On Monday I had the opportunity to help host a group of 29 5th and 6th grade girls at the Google office in Fremont. The students were from Madrona Elementary School just outside Seattle. The visit was coordinated by techbridge as part of an on going program with the Highline School District.
The kids were a lot of fun. We started the day with an ice breaker activity that I fumbled on a bit. It turns out I don’t have a favorite celebrity to talk about with an 11-year-old.
After the ice breaker we took them on a tour of the office. I still feel like Google offices are really just grown up playgrounds (with desks) and it was great fun to see how excited the kids were by everything. I think they were most impressed by the Fro-Yo machines and oddly the tiny retro phone booths folks use for making phone calls. I expected them to be impressed that we get pizza for lunch every day and that we have two rooms dedicated to playing videos games. We got lucky and when we went by the maker space there was someone in there doing some 3-D printing who was happy to explain to the girls how laser cutters and 3-D printers work. I think a lot of kids get turned off because most software isn’t tangible so it doesn’t feel “real” so seeing that software can be used to make tangible things was awesome.
After lunch the kids heard from my colleague Kathy about her job and then we took them to lunch in the cafe. One girl kept saying “I hope they have kale, I really want kale.” The kids enjoyed lunch in the cafe and I had a fun time talking to them. They were shocked that I didn’t know who Nick Jonas was. I asked them what they wanted to do when they grew up and the kale loving girl said she wanted to be a “space architect”.
After lunch they had a workshop on binary numbers. I was dreading this since most 10 to 12-year-olds don’t really have a grasp on exponentiation. I also don’t really see how it is relevant to modern day programming. I use hex more than I use binary and I don’t use hex that often. The activity was from CS Unplugged and it went very well. The pedagogy was absolutely solid. Each girl made cards with 1, 2, 4, 8, and 16 dots. They then flipped the cards face up or face down to show if that bit was on or off. Some of the older girls figured things out quickly and didn’t need the cards after building a few numbers. Some of the girls needed the cards and had to count the dots to feel confident in their answers. Some girls made a second set of cards with numerals instead of dots. I was amazed that a couple slips of paper were all that was needed to make the activity accessible to kids with a huge range of ability.
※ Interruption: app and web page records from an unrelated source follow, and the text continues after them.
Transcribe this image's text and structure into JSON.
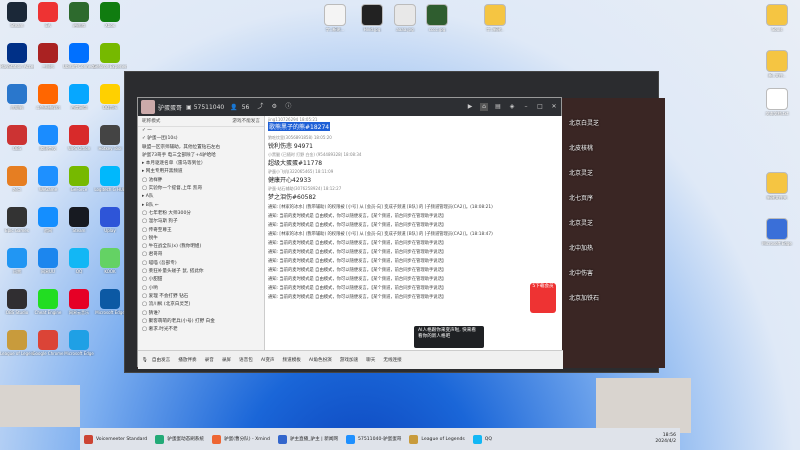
{
  "desktop_left": [
    {
      "label": "Steam",
      "color": "#1b2838"
    },
    {
      "label": "EA",
      "color": "#e33"
    },
    {
      "label": "逍遥游",
      "color": "#2d6a2d"
    },
    {
      "label": "Xbox",
      "color": "#107c10"
    },
    {
      "label": "PlayStation Accessories",
      "color": "#003087"
    },
    {
      "label": "三国志",
      "color": "#a22"
    },
    {
      "label": "Ubisoft Connect",
      "color": "#0070ff"
    },
    {
      "label": "Geforce Experience",
      "color": "#76b900"
    },
    {
      "label": "此电脑",
      "color": "#2a77cc"
    },
    {
      "label": "斗鱼直播伴侣",
      "color": "#ff6600"
    },
    {
      "label": "百度网盘",
      "color": "#06a7ff"
    },
    {
      "label": "QQ音乐",
      "color": "#ffd000"
    },
    {
      "label": "OBS",
      "color": "#cc3333"
    },
    {
      "label": "腾讯会议",
      "color": "#1a8cff"
    },
    {
      "label": "WPS Office",
      "color": "#d82a2a"
    },
    {
      "label": "Hotkey Tool",
      "color": "#444"
    },
    {
      "label": "起点",
      "color": "#e67e22"
    },
    {
      "label": "WeGame",
      "color": "#1e90ff"
    },
    {
      "label": "GeForce",
      "color": "#76b900"
    },
    {
      "label": "Logitech G HUB",
      "color": "#00b8fc"
    },
    {
      "label": "Epic Games",
      "color": "#333"
    },
    {
      "label": "战网",
      "color": "#148eff"
    },
    {
      "label": "Steam",
      "color": "#171a21"
    },
    {
      "label": "Uplay",
      "color": "#2e55d8"
    },
    {
      "label": "迅雷",
      "color": "#2196f3"
    },
    {
      "label": "网易UU",
      "color": "#1c86ee"
    },
    {
      "label": "QQ",
      "color": "#12b7f5"
    },
    {
      "label": "KOOK",
      "color": "#64d264"
    },
    {
      "label": "OBS Studio",
      "color": "#302e31"
    },
    {
      "label": "Cheat Engine",
      "color": "#2d2"
    },
    {
      "label": "网易云音乐",
      "color": "#e60026"
    },
    {
      "label": "Microsoft Edge",
      "color": "#0c59a4"
    },
    {
      "label": "League of Legends",
      "color": "#c89b3c"
    },
    {
      "label": "Google Chrome",
      "color": "#db4437"
    },
    {
      "label": "Microsoft Edge",
      "color": "#1fa0e5"
    }
  ],
  "desktop_top": [
    {
      "label": "字..新建...",
      "color": "#f4f4f4"
    },
    {
      "label": "Hvid.jpg",
      "color": "#222"
    },
    {
      "label": "aaaa.jpg",
      "color": "#e8e8e8"
    },
    {
      "label": "cccc.jpg",
      "color": "#2f5d2f"
    },
    {
      "label": "字..新建..",
      "color": "#f5c542"
    },
    {
      "label": "Souls",
      "color": "#f5c542"
    },
    {
      "label": "新..文件..",
      "color": "#f5c542"
    },
    {
      "label": "文本文档.txt",
      "color": "#fff"
    },
    {
      "label": "新建文件夹",
      "color": "#f5c542"
    },
    {
      "label": "Microsoft Edge",
      "color": "#3a6fd8"
    }
  ],
  "window": {
    "room_name": "驴蛋蛋哥",
    "room_id": "57511040",
    "viewer_count": "56",
    "icons": [
      "video-icon",
      "home-icon",
      "layout-icon",
      "gamepad-icon",
      "minimize-icon",
      "maximize-icon",
      "close-icon"
    ]
  },
  "left_panel": {
    "filter_label": "昵称模式",
    "tab_label": "游戏不能发言",
    "items": [
      "✓ 一",
      "✓ 驴蛋一团(10s)",
      "联盟一区宗师辅助，其他位置钻石左右",
      "驴蛋73哥手 电三全部除了+4驴哈哈",
      "▸ 本月驱逐名单（雷马等到位）",
      "▸ 网主专用开黑频道",
      "◯ 池样胖",
      "◯ 实验你一个提督,上年 凯哥",
      "▸ A队",
      "▸ B队 ←",
      "◯ 七年老粉 大师300分",
      "◯ 温尔马斯 狗子",
      "◯ 传奇至尊王",
      "◯ 锐牛",
      "◯ 牛在战全队(x) (我你明姐)",
      "◯ 君哥哥",
      "◯ 喵喵 (吾部专)",
      "◯ 莱狂补量头碰子 鼠, 搭此你",
      "◯ 小甜甜",
      "◯ 小哟",
      "◯ 爱理 不会打野 钻石",
      "◯ 流川枫 (北京白灵芝)",
      "◯ 猜谁？",
      "◯ 聚客萌萌的老兵(小号) 打野 白金",
      "◯ 奢求.时光不老"
    ]
  },
  "chat": {
    "messages": [
      {
        "meta": "jing110726294 18:05:21",
        "text": "歌熊黑子的熊#18274",
        "highlight": true
      },
      {
        "meta": "狼吃饮里(3056891858) 18:05:20",
        "text": "锐利伤悲 94971",
        "highlight": false
      },
      {
        "meta": "小黑腿 (已随时 打野 白金) (954489328) 18:08:34",
        "text": "超级大蛋蛋#11778",
        "highlight": false
      },
      {
        "meta": "驴蛋小飞机(322065465) 18:11:09",
        "text": "健康开心42933",
        "highlight": false
      },
      {
        "meta": "驴蛋-站石辅助(3076258924) 18:12:27",
        "text": "梦之泪伤#60582",
        "highlight": false
      }
    ],
    "system_lines": [
      "通知: [林家的冰水] (我带辅助) 的权限被 [小号] 从 [会员-向] 变成子频道 [B队] 的 [子频道管理员(CA2)]。(18:08:21)",
      "通知: 当前的麦时模式是 自由模式，你可以随便发言。【某个频道，前台同步在管理助手说话】",
      "通知: 当前的麦时模式是 自由模式，你可以随便发言。【某个频道，前台同步在管理助手说话】",
      "通知: [林家的冰水] (我带辅助) 的权限被 [小号] 从 [会员-向] 变成子频道 [B队] 的 [子频道管理员(CA2)]。(18:18:47)",
      "通知: 当前的麦时模式是 自由模式，你可以随便发言。【某个频道，前台同步在管理助手说话】",
      "通知: 当前的麦时模式是 自由模式，你可以随便发言。【某个频道，前台同步在管理助手说话】",
      "通知: 当前的麦时模式是 自由模式，你可以随便发言。【某个频道，前台同步在管理助手说话】",
      "通知: 当前的麦时模式是 自由模式，你可以随便发言。【某个频道，前台同步在管理助手说话】",
      "通知: 当前的麦时模式是 自由模式，你可以随便发言。【某个频道，前台同步在管理助手说话】",
      "通知: 当前的麦时模式是 自由模式，你可以随便发言。【某个频道，前台同步在管理助手说话】",
      "通知: 当前的麦时模式是 自由模式，你可以随便发言。【某个频道，前台同步在管理助手说话】"
    ]
  },
  "bottom_bar": {
    "items": [
      "自由发言",
      "播放伴奏",
      "录音",
      "录屏",
      "语音包",
      "AI变声",
      "频道模板",
      "AI角色扮演",
      "游戏加速",
      "聊天",
      "无线连接"
    ]
  },
  "tooltip": {
    "text": "AI人格跟你来变声啦, 快来看看你的新人格吧"
  },
  "overlay": {
    "badge": "5下载会员",
    "right_texts": [
      "北京白灵芝",
      "北皮核桃",
      "北京灵芝",
      "北七页序",
      "北京灵芝",
      "北中加热",
      "北中伤害",
      "北京加铁石"
    ]
  },
  "taskbar": {
    "apps": [
      {
        "label": "Voicemeeter Standard",
        "color": "#c43"
      },
      {
        "label": "驴蛋蛋动态刷系统",
        "color": "#2a7"
      },
      {
        "label": "驴蛋(曹分队) - Xmind",
        "color": "#e63"
      },
      {
        "label": "驴主直播_驴主 | 新闻网",
        "color": "#36c"
      },
      {
        "label": "57511040-驴蛋蛋哥",
        "color": "#1e90ff"
      },
      {
        "label": "League of Legends",
        "color": "#c89b3c"
      },
      {
        "label": "QQ",
        "color": "#12b7f5"
      }
    ],
    "time": "18:56",
    "date": "2024/4/2"
  }
}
For the very last part of the binary numbers workshop each girl took one card (one bit) and they stood in a row flipping their cards at the right time as we counted from 1 to 31. After they had counted up I started giving my group random numbers to form. When I gave them 19 the girl holding the one bit said “it is odd so my card is flipped forward”. That was my happy moment for the day. No one had taught her that she’d just extrapolated it from the activities we’d done. I went to another group that had 6 kids just in time to hear the girl holding the 32 say “being 32 is boring”. I then asked that group to make 56, 27, and 33 which they did after much conferring. Finally I asked them to make 63 and they said “We can’t make a number that big!” I responded “You can’t?” and then one girl said “It is all of us!” Those are the moments I love when I do these kinds of activities. It is so awesome to witness those light bulb moments.